What is needed: Lines in the listing that hold the string "GRAY" need to be tallied, and the total given alone.

==============================

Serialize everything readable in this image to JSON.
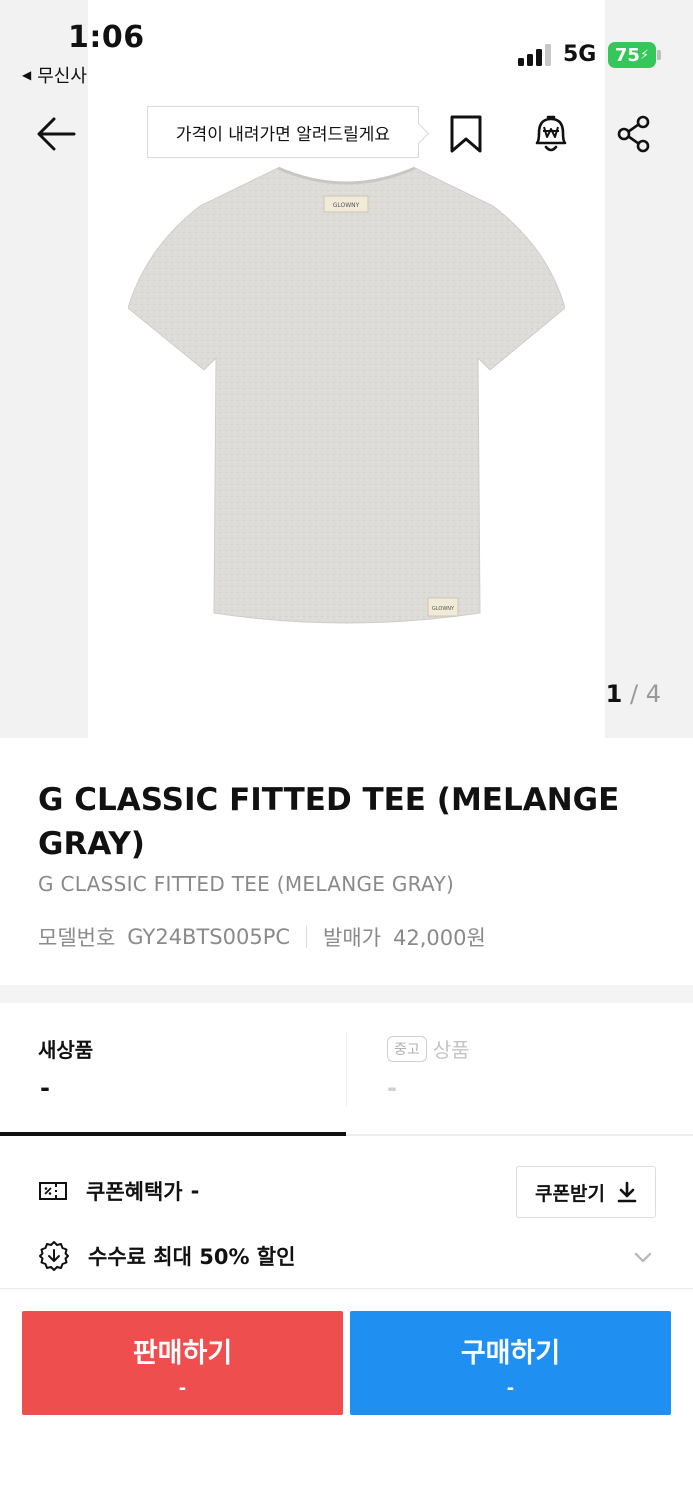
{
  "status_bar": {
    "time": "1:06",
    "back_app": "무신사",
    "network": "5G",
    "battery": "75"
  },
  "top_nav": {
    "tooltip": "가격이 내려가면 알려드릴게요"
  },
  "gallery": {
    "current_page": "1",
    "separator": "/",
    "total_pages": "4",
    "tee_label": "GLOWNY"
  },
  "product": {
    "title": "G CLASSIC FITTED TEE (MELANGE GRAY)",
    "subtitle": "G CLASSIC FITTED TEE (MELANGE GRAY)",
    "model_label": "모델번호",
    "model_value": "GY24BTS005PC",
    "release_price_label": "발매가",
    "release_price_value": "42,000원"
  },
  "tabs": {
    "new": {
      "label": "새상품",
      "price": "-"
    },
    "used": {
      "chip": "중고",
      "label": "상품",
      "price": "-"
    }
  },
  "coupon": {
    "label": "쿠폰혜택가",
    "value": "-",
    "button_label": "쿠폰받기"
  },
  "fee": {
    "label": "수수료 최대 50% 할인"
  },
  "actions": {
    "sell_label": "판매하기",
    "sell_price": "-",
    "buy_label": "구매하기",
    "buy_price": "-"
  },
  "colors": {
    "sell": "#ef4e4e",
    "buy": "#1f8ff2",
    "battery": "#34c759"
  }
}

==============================

Reply: 2